* **YOUR OBJECTIVE**:
If a picture appears among the records, leave it out and set down everything else exactly as it stands.
....................
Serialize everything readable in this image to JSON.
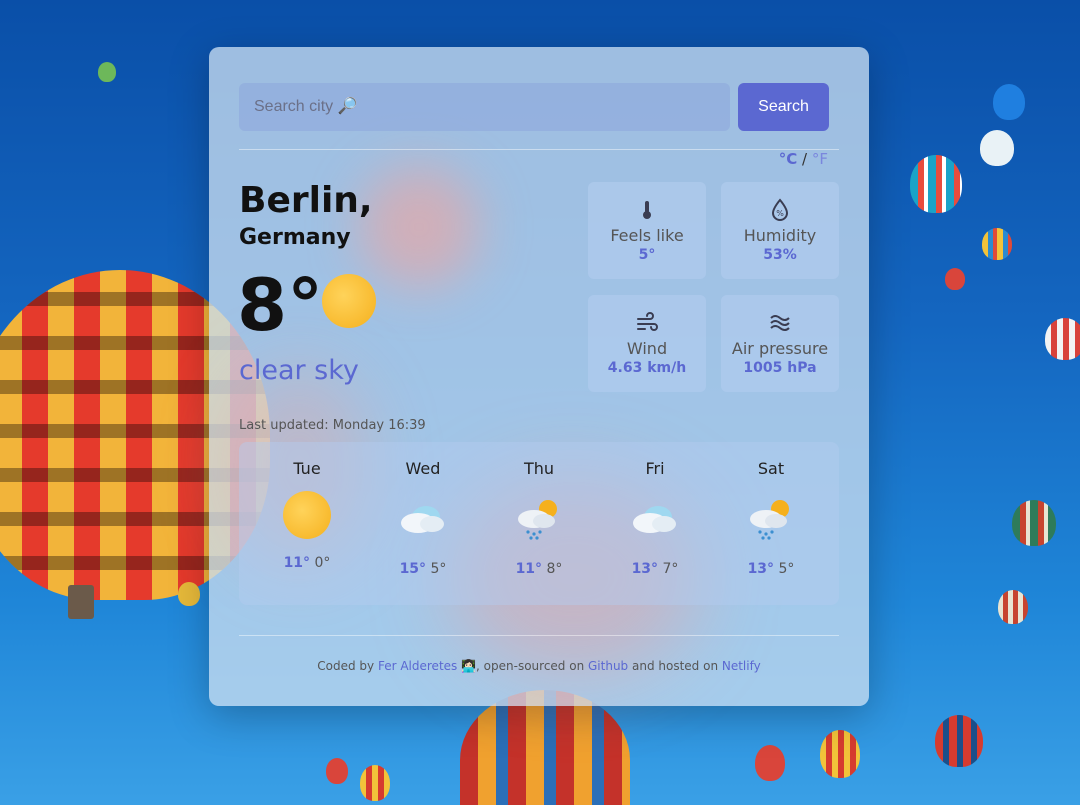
{
  "search": {
    "placeholder": "Search city 🔎",
    "button_label": "Search"
  },
  "units": {
    "celsius": "°C",
    "separator": "/",
    "fahrenheit": "°F"
  },
  "current": {
    "city": "Berlin,",
    "country": "Germany",
    "temperature": "8°",
    "icon": "sun-icon",
    "description": "clear sky",
    "last_updated": "Last updated: Monday 16:39"
  },
  "details": [
    {
      "icon": "thermometer-icon",
      "label": "Feels like",
      "value": "5°"
    },
    {
      "icon": "humidity-icon",
      "label": "Humidity",
      "value": "53%"
    },
    {
      "icon": "wind-icon",
      "label": "Wind",
      "value": "4.63 km/h"
    },
    {
      "icon": "air-pressure-icon",
      "label": "Air pressure",
      "value": "1005 hPa"
    }
  ],
  "forecast": [
    {
      "day": "Tue",
      "icon": "sun-icon",
      "high": "11°",
      "low": "0°"
    },
    {
      "day": "Wed",
      "icon": "cloud-icon",
      "high": "15°",
      "low": "5°"
    },
    {
      "day": "Thu",
      "icon": "rain-sun-icon",
      "high": "11°",
      "low": "8°"
    },
    {
      "day": "Fri",
      "icon": "cloud-icon",
      "high": "13°",
      "low": "7°"
    },
    {
      "day": "Sat",
      "icon": "rain-sun-icon",
      "high": "13°",
      "low": "5°"
    }
  ],
  "footer": {
    "prefix": "Coded by ",
    "author": "Fer Alderetes",
    "emoji": " 👩🏻‍💻",
    "middle1": ", open-sourced on ",
    "github": "Github",
    "middle2": " and hosted on ",
    "netlify": "Netlify"
  },
  "colors": {
    "accent": "#5b68d1",
    "card": "#c8dcf0"
  }
}
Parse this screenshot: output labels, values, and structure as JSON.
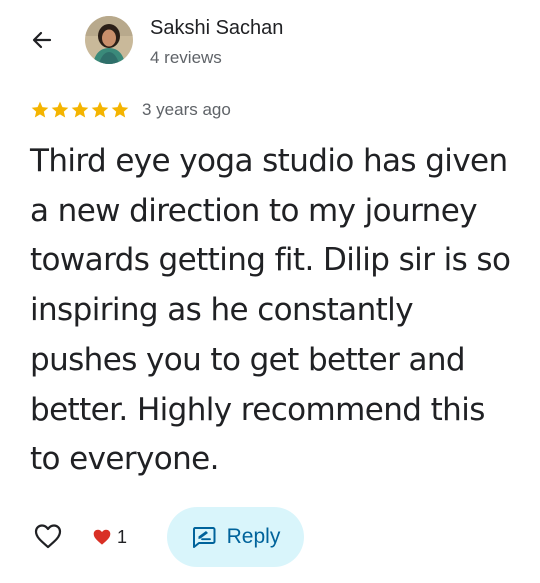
{
  "author": {
    "name": "Sakshi Sachan",
    "review_count": "4 reviews",
    "avatar_icon": "profile-photo"
  },
  "review": {
    "rating": 5,
    "rating_max": 5,
    "date": "3 years ago",
    "text": "Third eye yoga studio has given a new direction to my journey towards getting fit. Dilip sir is so inspiring as he constantly pushes you to get better and better. Highly recommend this to everyone."
  },
  "actions": {
    "like_icon": "heart-outline-icon",
    "reaction_icon": "red-heart-icon",
    "reaction_count": "1",
    "reply_label": "Reply",
    "reply_icon": "reply-icon"
  },
  "colors": {
    "star": "#f4b400",
    "reply_bg": "#d9f5fb",
    "reply_text": "#00639b",
    "heart_red": "#d93025",
    "text_primary": "#202124",
    "text_secondary": "#5f6368"
  }
}
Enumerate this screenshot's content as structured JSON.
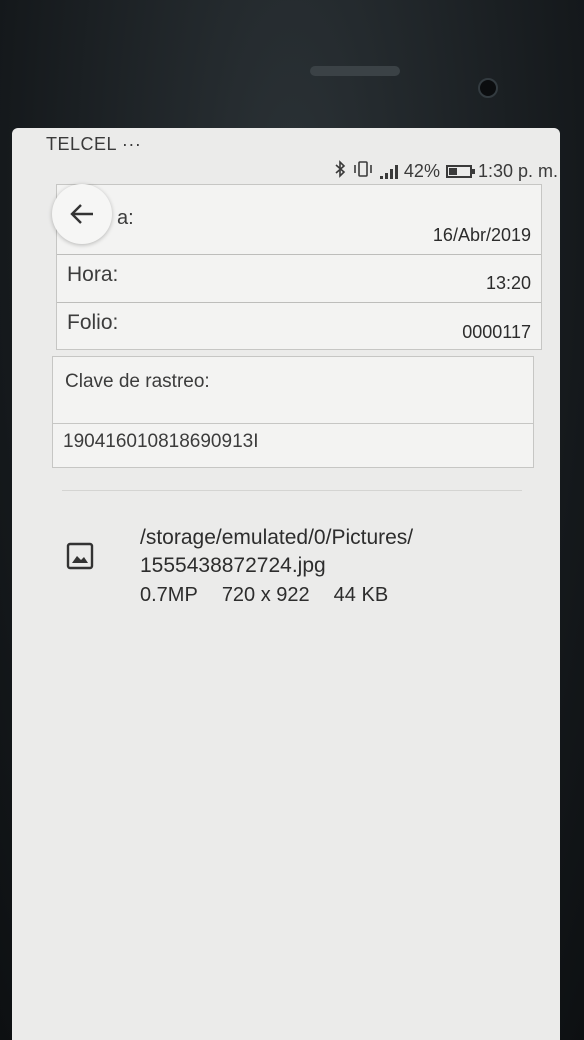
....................
* **EXPECTED ANSWER**:
Serialize everything readable in this image to JSON.
{
  "search": {
    "placeholder": "Search city 🔎",
    "button_label": "Search"
  },
  "units": {
    "celsius": "°C",
    "separator": "/",
    "fahrenheit": "°F"
  },
  "current": {
    "city": "Berlin,",
    "country": "Germany",
    "temperature": "8°",
    "icon": "sun-icon",
    "description": "clear sky",
    "last_updated": "Last updated: Monday 16:39"
  },
  "details": [
    {
      "icon": "thermometer-icon",
      "label": "Feels like",
      "value": "5°"
    },
    {
      "icon": "humidity-icon",
      "label": "Humidity",
      "value": "53%"
    },
    {
      "icon": "wind-icon",
      "label": "Wind",
      "value": "4.63 km/h"
    },
    {
      "icon": "air-pressure-icon",
      "label": "Air pressure",
      "value": "1005 hPa"
    }
  ],
  "forecast": [
    {
      "day": "Tue",
      "icon": "sun-icon",
      "high": "11°",
      "low": "0°"
    },
    {
      "day": "Wed",
      "icon": "cloud-icon",
      "high": "15°",
      "low": "5°"
    },
    {
      "day": "Thu",
      "icon": "rain-sun-icon",
      "high": "11°",
      "low": "8°"
    },
    {
      "day": "Fri",
      "icon": "cloud-icon",
      "high": "13°",
      "low": "7°"
    },
    {
      "day": "Sat",
      "icon": "rain-sun-icon",
      "high": "13°",
      "low": "5°"
    }
  ],
  "footer": {
    "prefix": "Coded by ",
    "author": "Fer Alderetes",
    "emoji": " 👩🏻‍💻",
    "middle1": ", open-sourced on ",
    "github": "Github",
    "middle2": " and hosted on ",
    "netlify": "Netlify"
  },
  "colors": {
    "accent": "#5b68d1",
    "card": "#c8dcf0"
  }
}
Parse this screenshot: output labels, values, and structure as JSON.
{
  "author": {
    "name": "Sakshi Sachan",
    "review_count": "4 reviews",
    "avatar_icon": "profile-photo"
  },
  "review": {
    "rating": 5,
    "rating_max": 5,
    "date": "3 years ago",
    "text": "Third eye yoga studio has given a new direction to my journey towards getting fit. Dilip sir is so inspiring as he constantly pushes you to get better and better. Highly recommend this to everyone."
  },
  "actions": {
    "like_icon": "heart-outline-icon",
    "reaction_icon": "red-heart-icon",
    "reaction_count": "1",
    "reply_label": "Reply",
    "reply_icon": "reply-icon"
  },
  "colors": {
    "star": "#f4b400",
    "reply_bg": "#d9f5fb",
    "reply_text": "#00639b",
    "heart_red": "#d93025",
    "text_primary": "#202124",
    "text_secondary": "#5f6368"
  }
}
Enumerate this screenshot's content as structured JSON.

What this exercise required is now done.